When the security man was alerted about their arrival, he allegedly proceeded to open the gate and when they entered, Asiedu added that he went to the back of the house and brought along a ladder which he placed against the wall.
One of the friends, he said, climbed first followed by another and after waiting for some time, he followed them to the top via the ladder and gained access into the bedroom of the late MP through the window.
Now in the bedroom, he said the leader of the gang secured the MP’s mobile phones as he (MP) was asleep on his bed and handed them over to him (Daniel Asiedu).
Continuing, he said that he went downstairs using the staircase after receiving the mobile phones.
While downstairs, he said he saw the security man place a chair close to the polytank; he said he stood on the chair and climbed the polytank and jumped over the wall – a procedure he said his colleagues used to flee the scene.
One of his friends, he said, gave him a catapult which he was holding for a while as his accomplice held a knife.
Daniel said he dropped the catapult in the house afterwards, explaining that he did not use it at all. Also left in the house were his slippers, adding that it was the knife which his friend used in stabbing the late MP.
This segment of his first narration appears to have knocked off the general notion that it was he (Daniel) who stabbed JB Danquah to death.
He is suggesting that it was his friend – the one who gave him the catapult – who stabbed the late MP because as he held on to it, his accomplice had in his possession the knife which he used to stab the late MP.
Daniel said that the amount of GH¢2, 000 was paid to him before they set off for the operation, which he described as a ‘stealing mission.’
According to him, he had never met the man they went to rob, asserting that he used the money paid him to buy some clothing and shoes, having spent the balance on other things.
At this stage of his narration, he made an alteration when he said they did not use the staircase to descend but rather through another room from where they jumped down.
He said they took their turns to stand on the chair provided by the security man to reach the top of the polytank, from where they scaled a wall and jumped into another house.
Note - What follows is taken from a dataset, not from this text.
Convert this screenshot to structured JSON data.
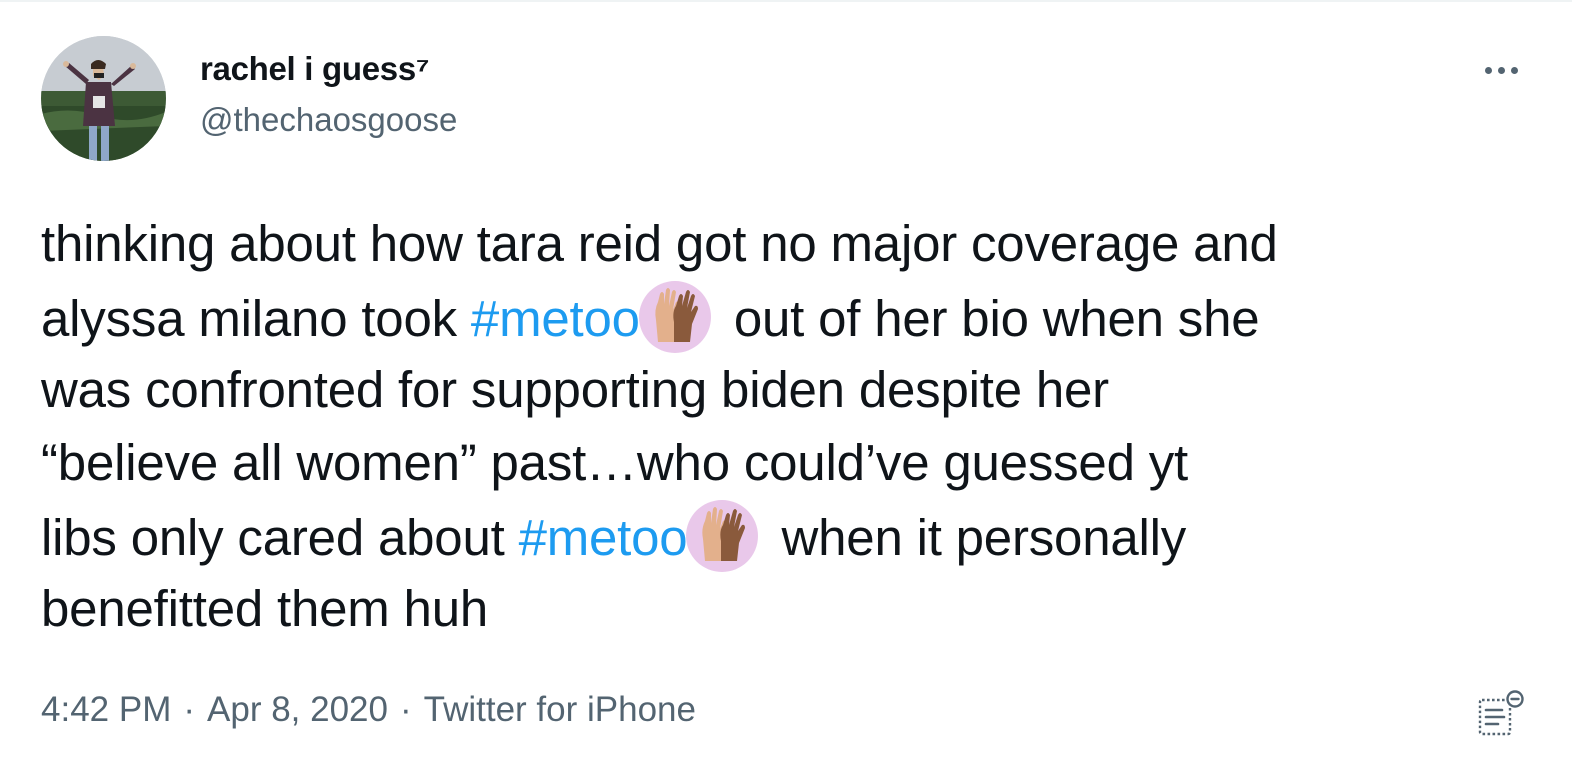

He said that of the three mobile phones belonging to the late MP and which were given to him by the accomplice who did the stabbing, he returned the Samsung but sold two which he claimed had been retrieved.
He told the police that he knows the houses of both accomplices who, according to him, live at Madina, Accra.
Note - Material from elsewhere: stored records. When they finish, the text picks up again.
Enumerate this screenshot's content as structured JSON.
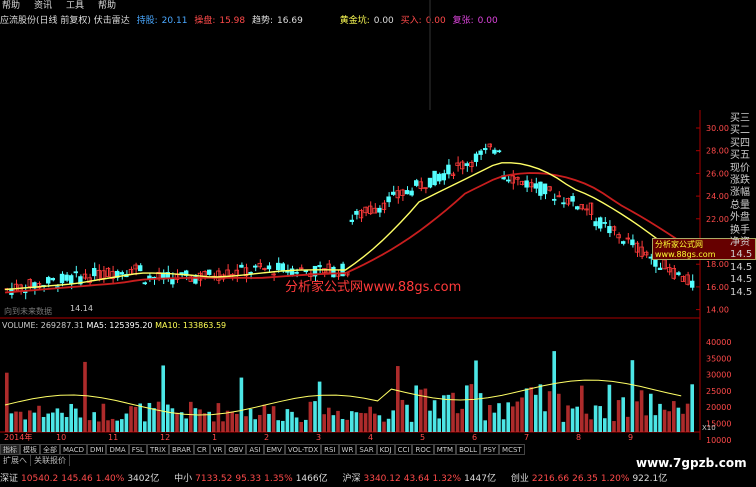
{
  "menu": [
    "帮助",
    "资讯",
    "工具",
    "帮助"
  ],
  "info": {
    "title": "应流股份(日线 前复权) 伏击雷达",
    "l1_label": "持股:",
    "l1_value": "20.11",
    "l2_label": "操盘:",
    "l2_value": "15.98",
    "l3_label": "趋势:",
    "l3_value": "16.69",
    "l4_label": "黄金坑:",
    "l4_value": "0.00",
    "l5_label": "买入:",
    "l5_value": "0.00",
    "l6_label": "复张:",
    "l6_value": "0.00",
    "colors": {
      "l1": "#4aa8ff",
      "l2": "#ff4a4a",
      "l3": "#dddddd",
      "l4": "#ffff55",
      "l5": "#ff4a4a",
      "l6": "#dd44dd"
    }
  },
  "volume": {
    "label": "VOLUME: 269287.31",
    "ma5": "MA5: 125395.20",
    "ma10": "MA10: 133863.59"
  },
  "chart_data": {
    "type": "candlestick",
    "price_ticks": [
      "30.00",
      "28.00",
      "26.00",
      "24.00",
      "22.00",
      "20.00",
      "18.00",
      "16.00",
      "14.00"
    ],
    "volume_ticks": [
      "40000",
      "35000",
      "30000",
      "25000",
      "20000",
      "15000",
      "10000"
    ],
    "low_marker": "14.14",
    "date_labels": [
      "2014年",
      "10",
      "11",
      "12",
      "1",
      "2",
      "3",
      "4",
      "5",
      "6",
      "7",
      "8",
      "9"
    ],
    "x10": "X10"
  },
  "side_panel": [
    "买三",
    "买二",
    "买四",
    "买五",
    "现价",
    "涨跌",
    "涨幅",
    "总量",
    "外盘",
    "换手",
    "净资"
  ],
  "side_prices": [
    "14.5",
    "14.5",
    "14.5",
    "14.5"
  ],
  "watermark": "分析家公式网www.88gs.com",
  "watermark_small": "分析家公式网www.88gs.com",
  "hint_text": "向到未来数据",
  "tabs": [
    "指标",
    "模板",
    "全部"
  ],
  "indicators": [
    "MACD",
    "DMI",
    "DMA",
    "FSL",
    "TRIX",
    "BRAR",
    "CR",
    "VR",
    "OBV",
    "ASI",
    "EMV",
    "VOL-TDX",
    "RSI",
    "WR",
    "SAR",
    "KDJ",
    "CCI",
    "ROC",
    "MTM",
    "BOLL",
    "PSY",
    "MCST"
  ],
  "ext_tabs": [
    "扩展へ",
    "关联报价"
  ],
  "bottom": {
    "i1_name": "深证",
    "i1_val": "10540.2",
    "i1_chg": "145.46",
    "i1_pct": "1.40%",
    "i1_amt": "3402亿",
    "i2_name": "中小",
    "i2_val": "7133.52",
    "i2_chg": "95.33",
    "i2_pct": "1.35%",
    "i2_amt": "1466亿",
    "i3_name": "沪深",
    "i3_val": "3340.12",
    "i3_chg": "43.64",
    "i3_pct": "1.32%",
    "i3_amt": "1447亿",
    "i4_name": "创业",
    "i4_val": "2216.66",
    "i4_chg": "26.35",
    "i4_pct": "1.20%",
    "i4_amt": "922.1亿"
  },
  "site": "www.7gpzb.com"
}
Origin Of Money
Daniel said when he asked his accomplices about the source of the money they gave him, he was told that it was a certain politician who provided it, adding that he thought the mission was about stealing.
Daniel’s four months pregnant wife, however, had another story to tell as her narration indicated she told the police that when her husband returned at dawn he had bloodstains on his dress. She is helping with the investigations into the case. According to information, her husband was released from jail after conviction for a misdemeanour.
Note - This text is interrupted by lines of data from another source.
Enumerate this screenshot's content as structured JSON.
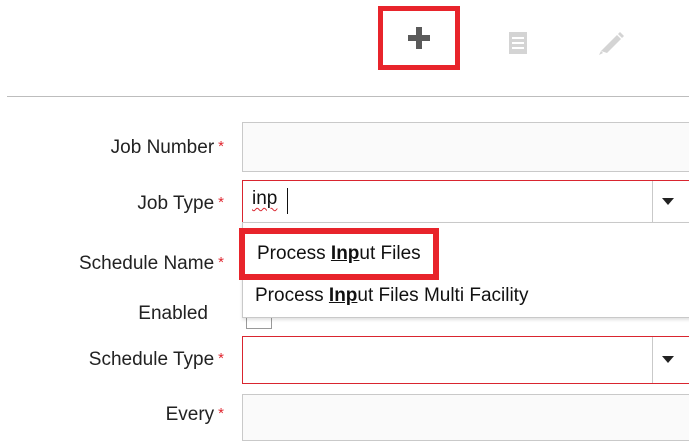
{
  "toolbar": {
    "add_icon": "plus-icon",
    "list_icon": "list-icon",
    "edit_icon": "pencil-icon"
  },
  "form": {
    "job_number_label": "Job Number",
    "job_type_label": "Job Type",
    "schedule_name_label": "Schedule Name",
    "enabled_label": "Enabled",
    "schedule_type_label": "Schedule Type",
    "every_label": "Every",
    "required_marker": "*",
    "job_type_value": "inp"
  },
  "dropdown": {
    "options": [
      {
        "before": "Process ",
        "match": "Inp",
        "after": "ut Files"
      },
      {
        "before": "Process ",
        "match": "Inp",
        "after": "ut Files Multi Facility"
      }
    ]
  },
  "colors": {
    "highlight": "#e8242b",
    "required": "#e0262f",
    "invalid_border": "#d9252f"
  }
}
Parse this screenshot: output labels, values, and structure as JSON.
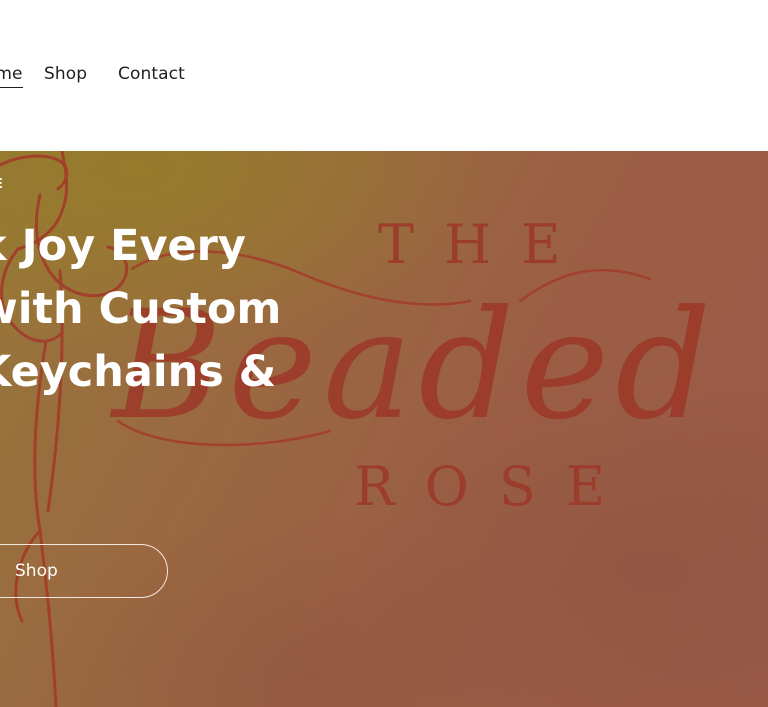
{
  "nav": {
    "items": [
      {
        "label": "Home"
      },
      {
        "label": "Shop"
      },
      {
        "label": "Contact"
      }
    ]
  },
  "hero": {
    "eyebrow": "E",
    "headline_lines": [
      "k Joy Every",
      "with Custom",
      " Keychains &"
    ],
    "button_label": "Shop"
  },
  "logo": {
    "top_word": "THE",
    "script_word": "Beaded",
    "bottom_word": "ROSE",
    "color": "#9c3d2c"
  },
  "colors": {
    "header_bg": "#ffffff",
    "hero_gold": "#977838",
    "hero_rust": "#9a5a48",
    "text_white": "#ffffff"
  }
}
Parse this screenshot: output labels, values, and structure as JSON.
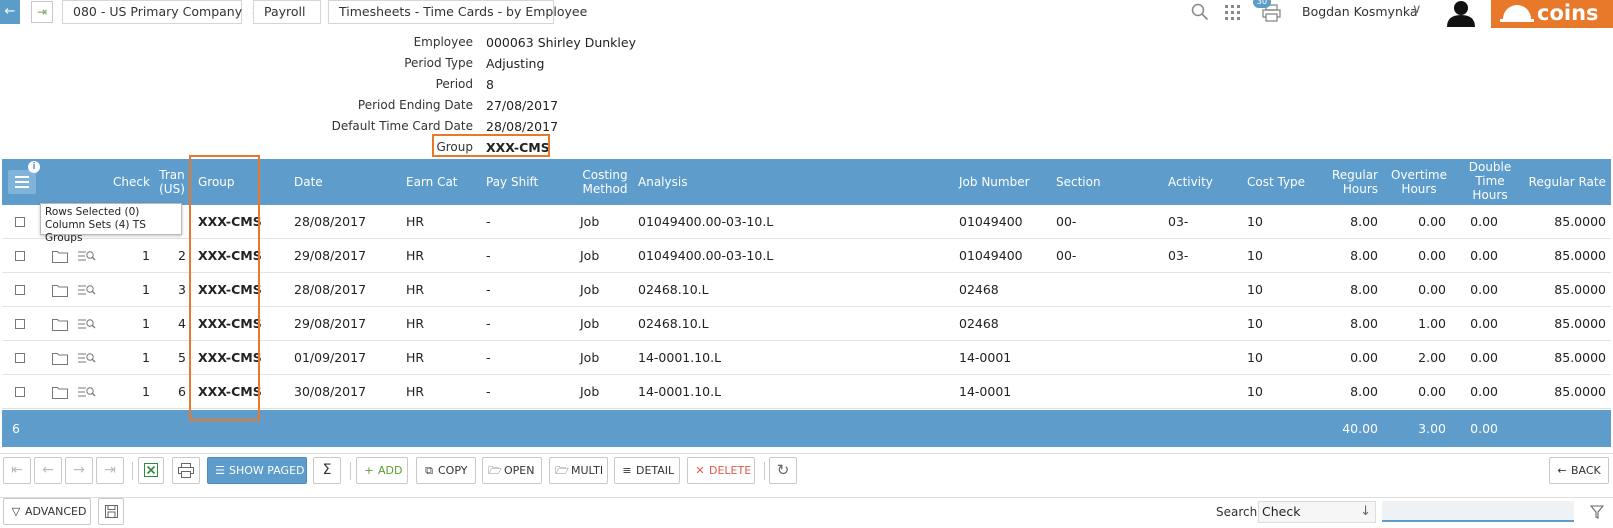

The Greater Accra Regional police have declined to authenticate this narration.
However, a criminologist, Prof Ken Attafuah, has described as disturbing, inconsistencies surrounding the death of Joseph Boakye Danquah-Adu.
According to him, the suspect, when apprehended days after committing the crime, alleged that he was contracted to kill the MP for an amount of GH¢2,000 but changed his story when he appeared in court.
“Issues surrounding the death of JB Danquah are very confusing. The suspect upon arrest said he was contracted and now he is saying that he actually went there to steal and not to kill. I find it hard to believe all that and so it is important for the police to do their work well and not allow any interference,” he stated.
Prof Attafuah, who reserved comment on the possibility of the suspect speaking under duress, urged the police to be thorough in their investigations and allow the truth to prevail.
In the view of Prof Attafuah, the narrative surrounding the killing points to a well-planned and executed crime.
By A.R. Gomda